Aim: The altered size, shape or position of the teeth affect their proper alignment, the harmony of the smile, and the dentofacial composition. The aim of this article is to describe a minimally invasive approach to improve the esthetics of a patient through the golden proportion (GP) concept with the use of direct composite resin stratification. Materials and methods: A 26-year-old female complained about the appearance of her smile due to the existing spaces between her anterior teeth; her small, peg-shaped lateral incisors; the wear of her canines; and the color of her teeth. The clinical examination confirmed diastemas in the anterior teeth, peg-shaped maxillary lateral incisors, and incisal wear of the canines. Treatment with dental whitening followed by composite restorations was performed in line with the current conservative approach in dentistry. The patient was followed up for 18 months.

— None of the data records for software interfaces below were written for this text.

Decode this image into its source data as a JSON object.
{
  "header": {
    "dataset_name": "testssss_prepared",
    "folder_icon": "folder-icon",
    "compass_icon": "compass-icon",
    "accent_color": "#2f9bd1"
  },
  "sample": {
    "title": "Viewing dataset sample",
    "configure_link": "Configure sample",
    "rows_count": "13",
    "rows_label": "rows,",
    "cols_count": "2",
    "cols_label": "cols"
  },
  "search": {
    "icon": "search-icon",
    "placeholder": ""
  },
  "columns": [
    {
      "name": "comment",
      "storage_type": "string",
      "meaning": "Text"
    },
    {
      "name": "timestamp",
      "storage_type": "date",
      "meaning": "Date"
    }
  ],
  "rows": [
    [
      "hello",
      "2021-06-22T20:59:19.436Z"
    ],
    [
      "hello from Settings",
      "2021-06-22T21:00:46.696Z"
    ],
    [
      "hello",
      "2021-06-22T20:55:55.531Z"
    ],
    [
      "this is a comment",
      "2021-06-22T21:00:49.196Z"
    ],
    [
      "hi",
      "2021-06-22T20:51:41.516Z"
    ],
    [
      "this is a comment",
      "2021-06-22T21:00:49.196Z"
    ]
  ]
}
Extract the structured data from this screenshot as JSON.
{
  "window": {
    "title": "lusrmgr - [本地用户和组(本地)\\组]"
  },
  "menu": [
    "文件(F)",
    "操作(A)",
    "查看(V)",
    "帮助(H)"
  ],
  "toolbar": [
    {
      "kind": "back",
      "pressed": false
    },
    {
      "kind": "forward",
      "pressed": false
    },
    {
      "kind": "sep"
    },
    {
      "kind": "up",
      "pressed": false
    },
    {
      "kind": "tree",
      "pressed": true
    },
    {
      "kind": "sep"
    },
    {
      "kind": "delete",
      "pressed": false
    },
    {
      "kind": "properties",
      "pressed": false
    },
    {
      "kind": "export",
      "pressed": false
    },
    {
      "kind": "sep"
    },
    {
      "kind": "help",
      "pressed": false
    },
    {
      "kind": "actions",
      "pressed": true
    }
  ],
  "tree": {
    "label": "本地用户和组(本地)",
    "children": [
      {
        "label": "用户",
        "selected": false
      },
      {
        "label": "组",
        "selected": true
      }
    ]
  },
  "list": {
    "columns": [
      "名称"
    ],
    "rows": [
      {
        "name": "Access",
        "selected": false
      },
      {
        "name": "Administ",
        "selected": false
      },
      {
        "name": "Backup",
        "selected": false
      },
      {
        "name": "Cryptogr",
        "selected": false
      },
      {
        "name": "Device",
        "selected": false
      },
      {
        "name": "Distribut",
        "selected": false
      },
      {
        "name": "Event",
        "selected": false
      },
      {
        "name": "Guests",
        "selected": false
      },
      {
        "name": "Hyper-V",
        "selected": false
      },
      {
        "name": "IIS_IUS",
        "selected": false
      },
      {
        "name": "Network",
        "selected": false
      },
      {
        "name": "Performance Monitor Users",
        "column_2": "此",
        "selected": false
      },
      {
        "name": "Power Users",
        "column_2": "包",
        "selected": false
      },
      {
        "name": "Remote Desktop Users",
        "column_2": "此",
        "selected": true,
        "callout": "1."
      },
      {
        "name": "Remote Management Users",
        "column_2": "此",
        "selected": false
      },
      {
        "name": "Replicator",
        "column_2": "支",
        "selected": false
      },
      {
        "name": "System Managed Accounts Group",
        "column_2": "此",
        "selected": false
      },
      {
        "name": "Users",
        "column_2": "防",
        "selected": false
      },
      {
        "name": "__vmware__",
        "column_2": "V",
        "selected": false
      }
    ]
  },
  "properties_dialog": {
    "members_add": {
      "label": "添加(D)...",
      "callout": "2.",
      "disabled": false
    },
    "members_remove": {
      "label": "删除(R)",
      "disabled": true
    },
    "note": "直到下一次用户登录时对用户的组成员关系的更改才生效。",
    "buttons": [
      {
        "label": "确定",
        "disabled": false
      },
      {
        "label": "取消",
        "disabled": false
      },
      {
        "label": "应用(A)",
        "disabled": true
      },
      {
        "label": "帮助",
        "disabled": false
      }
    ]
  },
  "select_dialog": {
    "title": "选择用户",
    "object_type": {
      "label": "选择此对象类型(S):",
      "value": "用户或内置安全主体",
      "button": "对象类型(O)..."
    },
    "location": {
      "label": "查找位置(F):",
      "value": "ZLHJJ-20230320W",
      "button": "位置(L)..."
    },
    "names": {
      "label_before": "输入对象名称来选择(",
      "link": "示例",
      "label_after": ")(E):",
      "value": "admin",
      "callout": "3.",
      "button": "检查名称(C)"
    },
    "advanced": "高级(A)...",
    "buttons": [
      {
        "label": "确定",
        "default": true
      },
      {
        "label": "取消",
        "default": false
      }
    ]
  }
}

Conclusion: The use of the additive technique with composite for the closure of diastemas under the GP concept illustrates an example of viable management to restore esthetic harmony through a minimally invasive approach, with reliability over time and the advantages of being less laborious, less time consuming, and less expensive than other approaches. The treatment plan was acceptable to the patient.
PubMed ID (PMID): 33969977Pages 232-242, Language: English
Aim: The purpose of the present study was to determine opinions about beauty and attractiveness, to distinguish the rate of variables among gender and age groups, and to evaluate and determine the most attractive lip surface area (SA) and upper to lower lip ratio.
Material and methods: The study was performed in two phases: In phase 1, a set of 10 internet-based frontal facial images were used to generate 5 synthetic images that were distributed to participants, who were asked to choose the most and least attractive image. A total of 312 responses were received in this phase. In phase 2, the images that had been chosen in phase 1 were manipulated to reduce or augment the lip size. Five images had variable lip SA, and three had variable upper to lower lip ratio. A total of 687 responses were received in phase 2.
Results: The majority of respondents preferred a more natural lip SA, while in terms of upper to lower lip ratio, 1:2 was considered the most attractive ratio, and 2:1 the least attractive.
Conclusion: The lips have a great impact on the perception of beauty. Age, gender, trends, and social media all play a role in determining what is considered to be the most attractive lip SA and upper to lower lip ratio.
Clinical significance: The lip SA and upper to lower lip ratios determined in this study may provide guidelines for clinicians in the improvement of facial esthetics. Current trends and social media are the gold standard today regarding patient perception of beauty and esthetics.